In the community I joined in NJ, it was not outward success that defined a person. It was how much you cared. How much you loved. How much time you put into cultivating relationships. Getting ahead in a career was not as much of a priority as having a healthy family was. And parties consisted of five women sharing stories on comfy couches with a bottle of red.

Yet, I have found that there are still downfalls in living in this community. Like when the easy life becomes so comfortable that it is crippling. Relationships can become stifling when there is no room to breathe. Putting too much effort into sharing stories can become tiring.

So I messaged the guy. I said, “Now I think people can get lost no matter where they are. It’s probably just human nature, right? Or a result of not really knowing, or being honest with oneself.”

The beat goes on. Whether you are here or there. Whatever you may want- Career, Parties, Relationships, Family, Love, Kinder Heart, Better Soul. Chase after it as you like. But each has its upsides and downsides. Everything in life is a give and take. What do you choose?

Another thing that I’ve learned is that taking a moment for yourself is perfectly okay. Stay in and read a book. What a beautiful moment. Life doesn’t get much better than that.

So I am back in New York City. Land of ever-increasing hopes and dreams. But I will stay in and read a book.

Wrote this post while listening to this.

And here is Rudyard Kipling’s poem. Isn’t it fantastic?

If you can keep your head when all about you
    Are losing theirs and blaming it on you,
If you can trust yourself when all men doubt you,
    But make allowance for their doubting too;
If you can wait and not be tired by waiting,
    Or being lied about, don’t deal in lies,
Or being hated, don’t give way to hating,
    And yet don’t look too good, nor talk too wise:
If you can dream—and not make dreams your master;
    If you can think—and not make thoughts your aim;
If you can meet with Triumph and Disaster
    And treat those two impostors just the same;
If you can bear to hear the truth you’ve spoken
    Twisted by knaves to make a trap for fools,
Or watch the things you gave your life to, broken,
    And stoop and build ’em up with worn-out tools:
If you can make one heap of all your winnings
    And risk it on one turn of pitch-and-toss,
And lose, and start again at your beginnings
    And never breathe a word about your loss;
If you can force your heart and nerve and sinew
    To serve your turn long after they are gone,
And so hold on when there is nothing in you
    Except the Will which says to them: ‘Hold on!’
If you can talk with crowds and keep your virtue,
    Or walk with Kings—nor lose the common touch,
If neither foes nor loving friends can hurt you,
    If all men count with you, but none too much;
If you can fill the unforgiving minute
    With sixty seconds’ worth of distance run,
Yours is the Earth and everything that’s in it,
    And—which is more—you’ll be a Man, my son!

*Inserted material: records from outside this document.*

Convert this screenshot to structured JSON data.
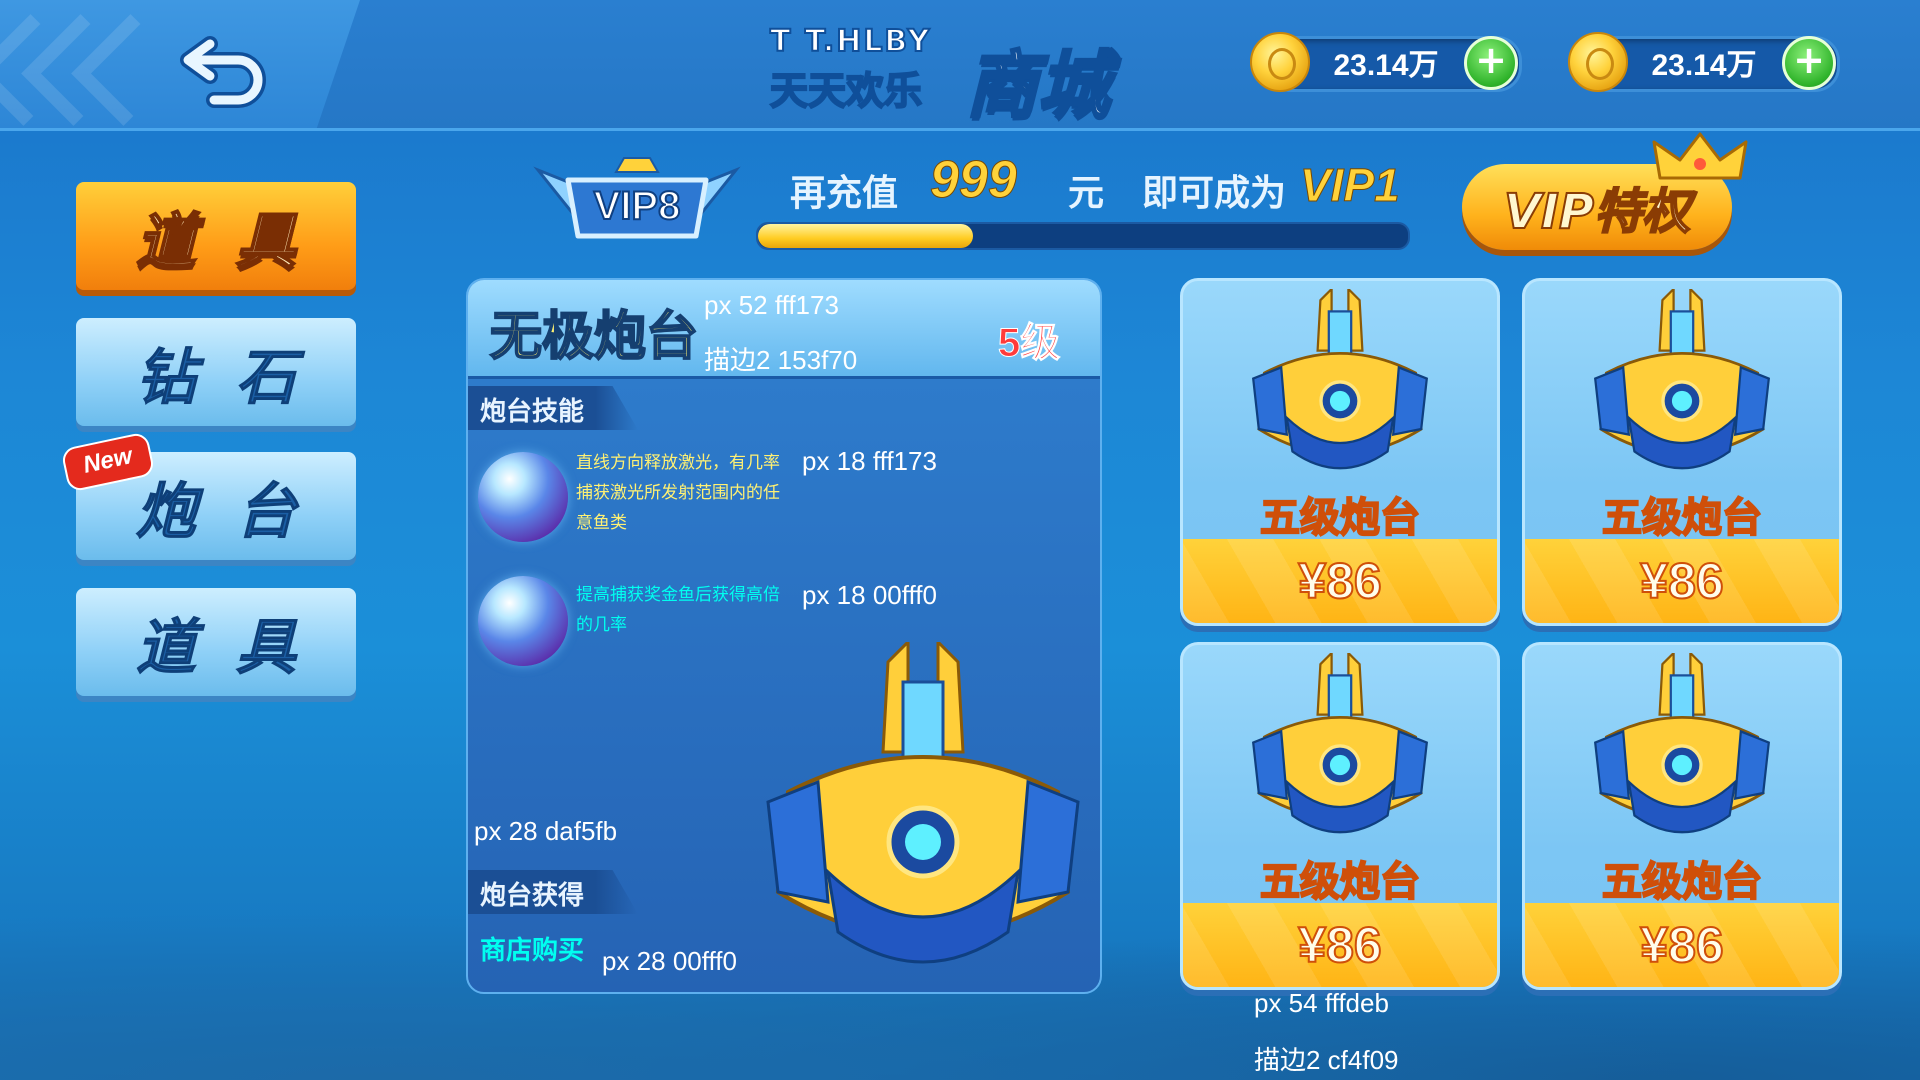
{
  "colors": {
    "accent_orange": "#ff9c17",
    "panel_blue": "#2563b4",
    "title_yellow": "#fff173",
    "title_stroke": "#153f70",
    "skill1_text": "#fff173",
    "skill2_text": "#00fff0",
    "obtain_text": "#00fff0",
    "card_text": "#fffdeb",
    "card_stroke": "#cf4f09",
    "level_red": "#ff3b3b"
  },
  "header": {
    "back_icon": "back-arrow-icon",
    "logo_line1": "T T.HLBY",
    "logo_line2": "天天欢乐",
    "title": "商城",
    "currencies": [
      {
        "icon": "gold-coin-icon",
        "value": "23.14万",
        "add_icon": "plus-icon"
      },
      {
        "icon": "gold-coin-icon",
        "value": "23.14万",
        "add_icon": "plus-icon"
      }
    ]
  },
  "sidebar": {
    "items": [
      {
        "label": "道具",
        "active": true
      },
      {
        "label": "钻石",
        "active": false
      },
      {
        "label": "炮台",
        "active": false,
        "badge": "New"
      },
      {
        "label": "道具",
        "active": false
      }
    ]
  },
  "vip": {
    "current_level": "VIP8",
    "recharge_prefix": "再充值",
    "recharge_amount": "999",
    "recharge_unit": "元",
    "become_text": "即可成为",
    "next_level": "VIP1",
    "progress": 0.33,
    "privilege_button": "VIP特权"
  },
  "detail": {
    "title": "无极炮台",
    "note_title_font": "px 52 fff173",
    "note_title_stroke": "描边2 153f70",
    "level": "5级",
    "skills_header": "炮台技能",
    "skills": [
      {
        "icon": "skill-orb-icon",
        "desc": "直线方向释放激光，有几率捕获激光所发射范围内的任意鱼类",
        "note": "px 18 fff173"
      },
      {
        "icon": "skill-orb-icon",
        "desc": "提高捕获奖金鱼后获得高倍的几率",
        "note": "px 18 00fff0"
      }
    ],
    "note_section_font": "px 28 daf5fb",
    "obtain_header": "炮台获得",
    "obtain_text": "商店购买",
    "note_obtain_font": "px 28 00fff0"
  },
  "products": [
    {
      "name": "五级炮台",
      "price": "¥86"
    },
    {
      "name": "五级炮台",
      "price": "¥86"
    },
    {
      "name": "五级炮台",
      "price": "¥86"
    },
    {
      "name": "五级炮台",
      "price": "¥86"
    }
  ],
  "product_notes": {
    "font": "px 54 fffdeb",
    "stroke": "描边2 cf4f09"
  }
}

Always believe you can change the world

How amazing is this letter from a mom to a daughter?

This is my favorite paragraph from it:

“Babyiest, see as many sunrises and sunsets as you can. Run across roads to smell fat roses. Always believe you can change the world – even if it’s only a tiny bit, because every tiny bit needed someone who changed it. Think of yourself as a silver rocket – use loud music as your fuel; books like maps and co-ordinates for how to get there. Host extravagantly, love constantly, dance in comfortable shoes, talk to Daddy and Nancy about me every day and never, ever start smoking. It’s like buying a fun baby dragon that will grow and eventually burn down your f***ing house.

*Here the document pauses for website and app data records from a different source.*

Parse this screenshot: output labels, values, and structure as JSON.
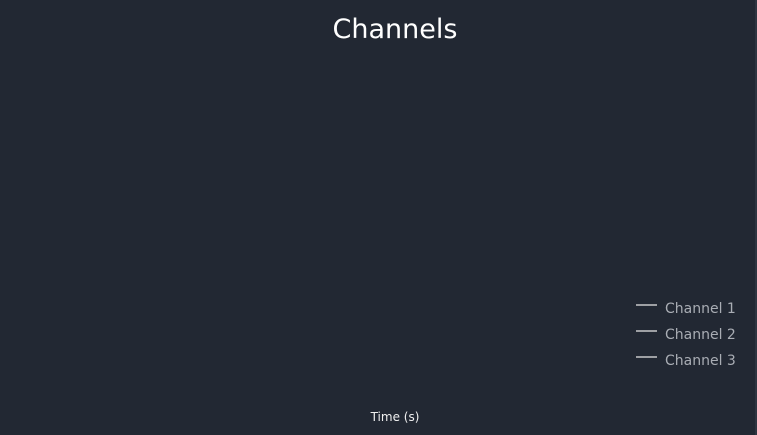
{
  "chart_data": {
    "type": "line",
    "title": "Channels",
    "xlabel": "Time (s)",
    "ylabel": "",
    "legend_position": "bottom-right",
    "grid": false,
    "series": [
      {
        "name": "Channel 1",
        "color": "#e8e8e8",
        "x": [],
        "y": []
      },
      {
        "name": "Channel 2",
        "color": "#e8e8e8",
        "x": [],
        "y": []
      },
      {
        "name": "Channel 3",
        "color": "#e8e8e8",
        "x": [],
        "y": []
      }
    ]
  },
  "colors": {
    "background": "#222833",
    "title": "#ffffff",
    "axis_label": "#f0f0f0",
    "legend_text": "#a9adb4"
  }
}
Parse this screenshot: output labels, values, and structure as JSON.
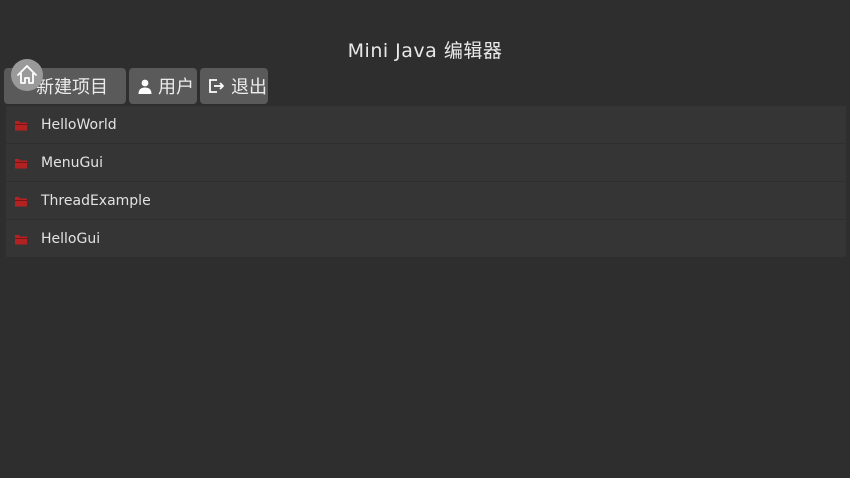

And this one is a close runner up:

‘Nine times out of ten, you probably aren’t having a full-on nervous breakdown – you just need a cup of tea and a biscuit’

Just lovely quotes in every way.

http://brouhahadreamer.tumblr.com/post/55349059350/my-posthumous-advice-for-my-daughter